Ariel: I enjoy speaking to all of the different people who enjoy music, from new players getting their first instruments all the way up to professional musicians. There is something to learn from every person.

Sarah: I love being surrounded by musicians all day. Working here has opened up a lot of doors for me and has given me several performance opportunities. Playing all of the violins I can get my hands on is also a pretty fun perk of working in a string instrument shop.

Eva: My favorite part of my job is doing good work and making a positive difference in a customer’s day. At the front desk we can see that everyone has their own special situation or set of circumstances, and we see people as individuals, not just customers. We always do our best and we truly care about helping them with whatever they need. The best reward is making our customers happy.

Don’t miss a post: subscribe to our blog!

Copyright © 2016 · All Rights Reserved · Silvija Kristapsons

Departments of JSI: Rental Workshop

Departments of JSI is back! This is a series that highlights the different people that work within our company. We’re able to run such a large business through the expertise of and collaboration between our different departments. Everyone has a skill that they utilize to accomplish everything from coordinating rental trips to selling instruments to repairing instruments to shipping things on time and safely. This series will help you get to know the variety of people and jobs that are done here at JSI.

If you have ever rented an instrument from JSI, you’ve reaped the benefits of our in-house rental workshop.  Our head luthier, Sef Gray, agreed to answer some questions about what he does:

How did you become a luthier?

I played violin growing up and when it became time to go to college I was looking at woodworking/sculpture. My violin teacher’s husband made her violin and he helped me find a bunch of local luthiers to talk to. They all seemed like they did the sort of work I could see myself doing. I decided to I wanted to make/repair instruments because of the hands on nature of the craft and I also found it very interesting to do work that would support musicians. I applied to 2 violin making schools and went to North Bennet Street School. While studying at NBSS I built 8 instruments and learned some repair techniques.

What is your favorite part of your job?

I find it rewarding that the work I do helps musicians do their job and bring music to their communities. I build instruments outside of my job at JSI and I am always amazed that I can make a tool for musicians to play.
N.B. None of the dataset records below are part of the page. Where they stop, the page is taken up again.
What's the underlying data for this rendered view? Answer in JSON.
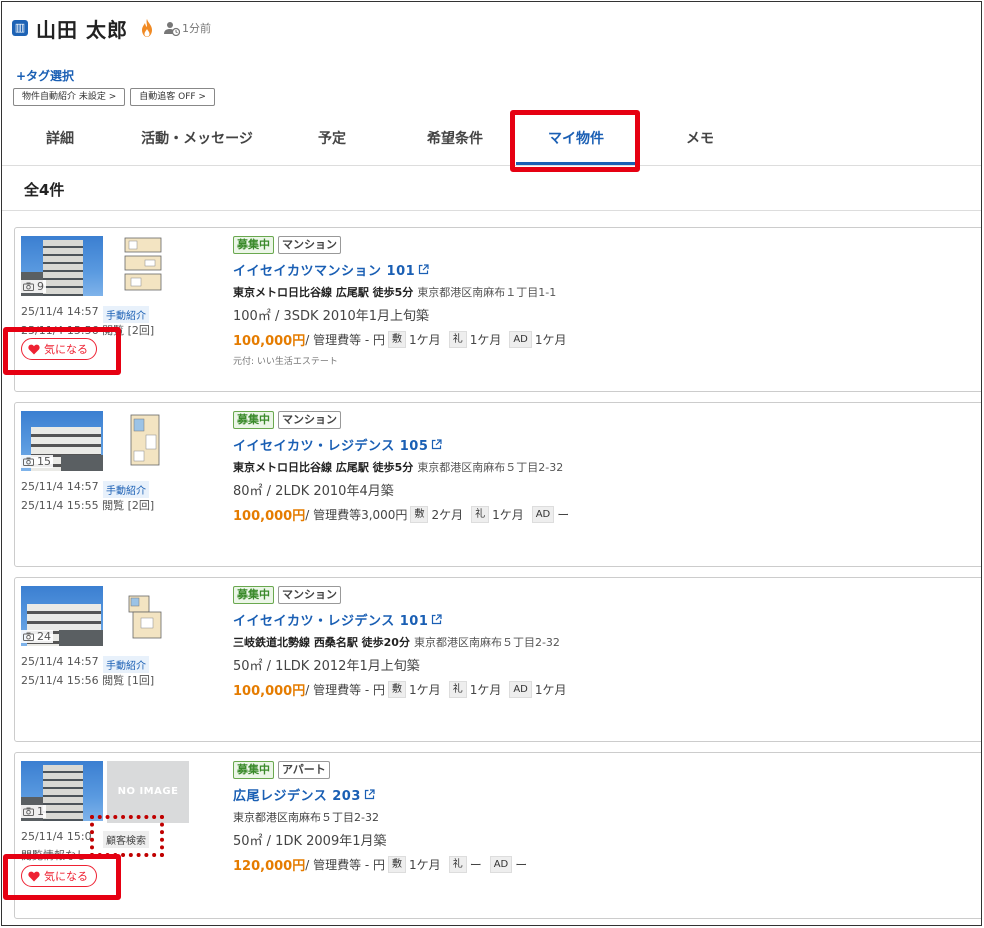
{
  "header": {
    "building_icon": "building-icon",
    "name": "山田 太郎",
    "fire_icon": "fire-icon",
    "person_icon": "person-clock-icon",
    "last_activity": "1分前"
  },
  "tag_select": "+タグ選択",
  "pills": {
    "auto_intro": "物件自動紹介 未設定 >",
    "auto_chase": "自動追客 OFF >"
  },
  "tabs": [
    "詳細",
    "活動・メッセージ",
    "予定",
    "希望条件",
    "マイ物件",
    "メモ"
  ],
  "active_tab": "マイ物件",
  "count": "全4件",
  "properties": [
    {
      "photo_count": "9",
      "date1": "25/11/4 14:57",
      "badge": "手動紹介",
      "date2": "25/11/4 15:56 閲覧 [2回]",
      "fav": "気になる",
      "status": "募集中",
      "type": "マンション",
      "name": "イイセイカツマンション 101",
      "station": "東京メトロ日比谷線 広尾駅 徒歩5分",
      "address": "東京都港区南麻布１丁目1-1",
      "spec": "100㎡ / 3SDK  2010年1月上旬築",
      "rent": "100,000円",
      "fee": " / 管理費等 - 円",
      "shiki_label": "敷",
      "shiki": "1ケ月",
      "rei_label": "礼",
      "rei": "1ケ月",
      "ad_label": "AD",
      "ad": "1ケ月",
      "motoduke": "元付: いい生活エステート"
    },
    {
      "photo_count": "15",
      "date1": "25/11/4 14:57",
      "badge": "手動紹介",
      "date2": "25/11/4 15:55 閲覧 [2回]",
      "status": "募集中",
      "type": "マンション",
      "name": "イイセイカツ・レジデンス 105",
      "station": "東京メトロ日比谷線 広尾駅 徒歩5分",
      "address": "東京都港区南麻布５丁目2-32",
      "spec": "80㎡ / 2LDK  2010年4月築",
      "rent": "100,000円",
      "fee": " / 管理費等3,000円",
      "shiki_label": "敷",
      "shiki": "2ケ月",
      "rei_label": "礼",
      "rei": "1ケ月",
      "ad_label": "AD",
      "ad": "ー"
    },
    {
      "photo_count": "24",
      "date1": "25/11/4 14:57",
      "badge": "手動紹介",
      "date2": "25/11/4 15:56 閲覧 [1回]",
      "status": "募集中",
      "type": "マンション",
      "name": "イイセイカツ・レジデンス 101",
      "station": "三岐鉄道北勢線 西桑名駅 徒歩20分",
      "address": "東京都港区南麻布５丁目2-32",
      "spec": "50㎡ / 1LDK  2012年1月上旬築",
      "rent": "100,000円",
      "fee": " / 管理費等 - 円",
      "shiki_label": "敷",
      "shiki": "1ケ月",
      "rei_label": "礼",
      "rei": "1ケ月",
      "ad_label": "AD",
      "ad": "1ケ月"
    },
    {
      "photo_count": "1",
      "no_image": "NO IMAGE",
      "date1": "25/11/4 15:0",
      "badge": "顧客検索",
      "date2": "閲覧情報なし",
      "fav": "気になる",
      "status": "募集中",
      "type": "アパート",
      "name": "広尾レジデンス 203",
      "address": "東京都港区南麻布５丁目2-32",
      "spec": "50㎡ / 1DK  2009年1月築",
      "rent": "120,000円",
      "fee": " / 管理費等 - 円",
      "shiki_label": "敷",
      "shiki": "1ケ月",
      "rei_label": "礼",
      "rei": "ー",
      "ad_label": "AD",
      "ad": "ー"
    }
  ],
  "colors": {
    "accent": "#1a5fb4",
    "price": "#e57c00",
    "highlight": "#e60012",
    "status_green": "#3a8a2a"
  }
}
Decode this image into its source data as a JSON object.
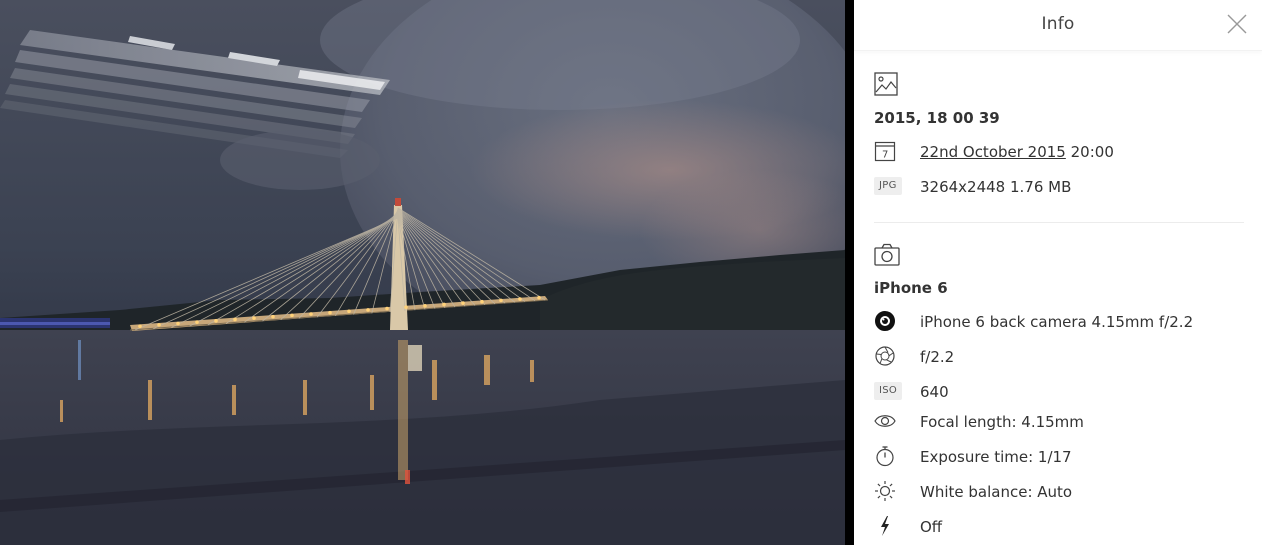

It is so exciting to hear an instrument for the first time after all the work you have put into it.

What advice would you give to someone looking into becoming a luthier?

I would encourage someone  interested in becoming a luthier to reach out to local makers or repair people to see what the work environment is like and what the work is like. It is challenging work and takes a long time to get comfortable working with the level of detail and patience that is required to be a luthier. Go to a violin making school and take a tour.

Don’t miss a post-subscribe to our blog!

Copyright © 2015 · All Rights Reserved · Silvija Kristapsons

Rentals at JSI

With over 40 years of experience, Johnson String Instrument is the largest string instrument dealer on the east coast. The cornerstone of the company is our extensive rental program. We pride ourselves on our attention to detail—everything from setting up our fleet of instruments to managing your account is designed to make your rental experience easy and enjoyable.

Our rental program is so successful because we listen to what our customers need. Students need high-quality, affordable instruments that will make their experience enjoyable. Parents want staff that are well-informed, insurance to cover inevitable child mishaps, and convenience when it comes to managing their accounts. Finally, teachers want to send their students to a reliable place and know that each student has the right tools. It is with these things in mind that our rental program has evolved and expanded over the years into the household name it is now. Start a rental today by visiting us in-store at 1029 Chestnut Street in Newton Upper Falls, online at www.johnsonstring.com, or by phone at 800-359-9351. Watch our newest video to learn more:

 

Copyright © 2015 · All Rights Reserved · Silvija Kristapsons